━━ DATA ━━

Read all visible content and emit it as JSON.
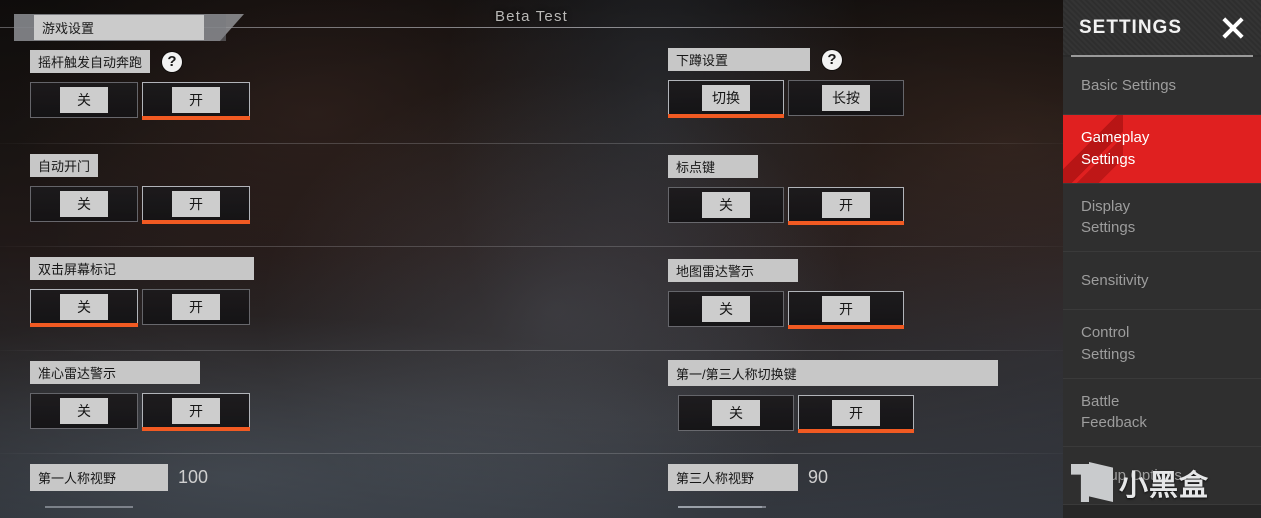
{
  "header": {
    "beta_label": "Beta Test",
    "tab_label": "游戏设置"
  },
  "sidebar": {
    "title": "SETTINGS",
    "close_icon": "close-x-icon",
    "accent_color": "#e02020",
    "items": [
      {
        "label": "Basic Settings",
        "active": false
      },
      {
        "label": "Gameplay\nSettings",
        "active": true
      },
      {
        "label": "Display\nSettings",
        "active": false
      },
      {
        "label": "Sensitivity",
        "active": false
      },
      {
        "label": "Control\nSettings",
        "active": false
      },
      {
        "label": "Battle\nFeedback",
        "active": false
      },
      {
        "label": "Pickup Options",
        "active": false
      }
    ]
  },
  "watermark": {
    "text": "小黑盒",
    "logo_icon": "hei-he-logo-icon"
  },
  "theme": {
    "selected_underline": "#f15a22",
    "label_bg": "#c7c7c7",
    "cap_bg": "#cdcdcd"
  },
  "settings": {
    "left_column": [
      {
        "label": "摇杆触发自动奔跑",
        "help": "?",
        "has_help": true,
        "options": [
          {
            "text": "关",
            "selected": false
          },
          {
            "text": "开",
            "selected": true
          }
        ]
      },
      {
        "label": "自动开门",
        "has_help": false,
        "options": [
          {
            "text": "关",
            "selected": false
          },
          {
            "text": "开",
            "selected": true
          }
        ]
      },
      {
        "label": "双击屏幕标记",
        "has_help": false,
        "options": [
          {
            "text": "关",
            "selected": true
          },
          {
            "text": "开",
            "selected": false
          }
        ]
      },
      {
        "label": "准心雷达警示",
        "has_help": false,
        "options": [
          {
            "text": "关",
            "selected": false
          },
          {
            "text": "开",
            "selected": true
          }
        ]
      }
    ],
    "left_slider": {
      "label": "第一人称视野",
      "value": "100"
    },
    "right_column": [
      {
        "label": "下蹲设置",
        "help": "?",
        "has_help": true,
        "options": [
          {
            "text": "切换",
            "selected": true
          },
          {
            "text": "长按",
            "selected": false
          }
        ]
      },
      {
        "label": "标点键",
        "has_help": false,
        "options": [
          {
            "text": "关",
            "selected": false
          },
          {
            "text": "开",
            "selected": true
          }
        ]
      },
      {
        "label": "地图雷达警示",
        "has_help": false,
        "options": [
          {
            "text": "关",
            "selected": false
          },
          {
            "text": "开",
            "selected": true
          }
        ]
      },
      {
        "label": "第一/第三人称切换键",
        "has_help": false,
        "options": [
          {
            "text": "关",
            "selected": false
          },
          {
            "text": "开",
            "selected": true
          }
        ]
      }
    ],
    "right_slider": {
      "label": "第三人称视野",
      "value": "90"
    }
  }
}
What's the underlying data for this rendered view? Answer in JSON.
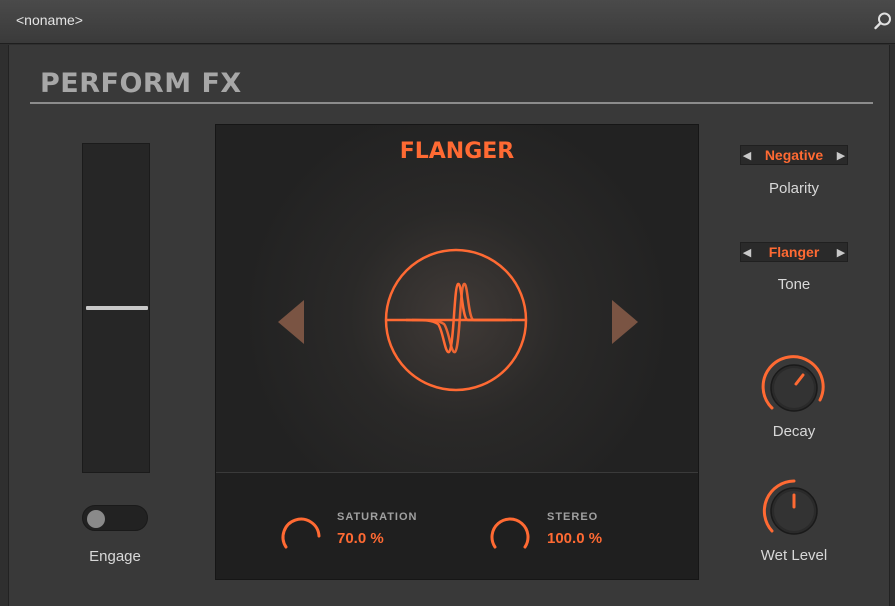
{
  "window": {
    "title": "<noname>"
  },
  "panel": {
    "title": "PERFORM FX"
  },
  "engage": {
    "label": "Engage",
    "on": false,
    "fader_level": 0.5
  },
  "effect": {
    "name": "FLANGER",
    "params": [
      {
        "name": "SATURATION",
        "value": "70.0 %"
      },
      {
        "name": "STEREO",
        "value": "100.0 %"
      }
    ]
  },
  "controls": {
    "polarity": {
      "value": "Negative",
      "label": "Polarity"
    },
    "tone": {
      "value": "Flanger",
      "label": "Tone"
    },
    "decay": {
      "label": "Decay"
    },
    "wet_level": {
      "label": "Wet Level"
    }
  },
  "colors": {
    "accent": "#ff6a33",
    "background": "#393939",
    "display": "#1f1f1f"
  }
}
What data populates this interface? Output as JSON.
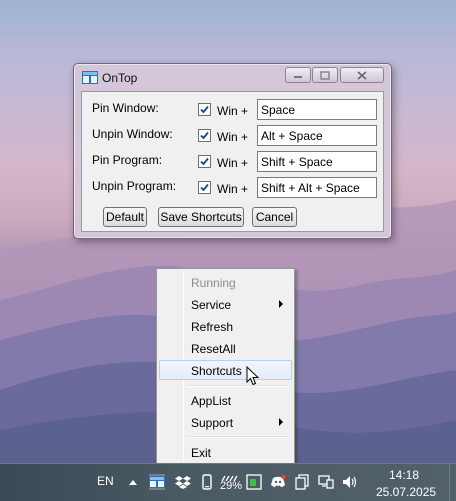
{
  "window": {
    "title": "OnTop",
    "rows": [
      {
        "label": "Pin Window:",
        "checked": true,
        "modifier": "Win",
        "plus": "+",
        "value": "Space"
      },
      {
        "label": "Unpin Window:",
        "checked": true,
        "modifier": "Win",
        "plus": "+",
        "value": "Alt + Space"
      },
      {
        "label": "Pin Program:",
        "checked": true,
        "modifier": "Win",
        "plus": "+",
        "value": "Shift + Space"
      },
      {
        "label": "Unpin Program:",
        "checked": true,
        "modifier": "Win",
        "plus": "+",
        "value": "Shift + Alt + Space"
      }
    ],
    "buttons": {
      "default": "Default",
      "save": "Save Shortcuts",
      "cancel": "Cancel"
    }
  },
  "menu": {
    "items": [
      {
        "label": "Running",
        "disabled": true
      },
      {
        "label": "Service",
        "submenu": true
      },
      {
        "label": "Refresh"
      },
      {
        "label": "ResetAll"
      },
      {
        "label": "Shortcuts",
        "highlighted": true
      },
      {
        "label": "AppList"
      },
      {
        "label": "Support",
        "submenu": true
      },
      {
        "label": "Exit"
      }
    ]
  },
  "taskbar": {
    "language": "EN",
    "battery_text": "29%",
    "time": "14:18",
    "date": "25.07.2025",
    "tray_icons": [
      "show-hidden-icon",
      "ontop-tray-icon",
      "dropbox-icon",
      "phone-icon",
      "battery-icon",
      "green-app-icon",
      "discord-icon",
      "copy-icon",
      "network-icon",
      "volume-icon"
    ]
  },
  "colors": {
    "menu_highlight": "#e3edf8",
    "highlight_border": "#aecff7",
    "taskbar": "#3a4a55"
  }
}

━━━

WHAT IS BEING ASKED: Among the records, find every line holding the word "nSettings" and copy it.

ANSWER BELOW:
        "label": "Gameplay\nSettings",
        "label": "Display\nSettings",
        "label": "Control\nSettings",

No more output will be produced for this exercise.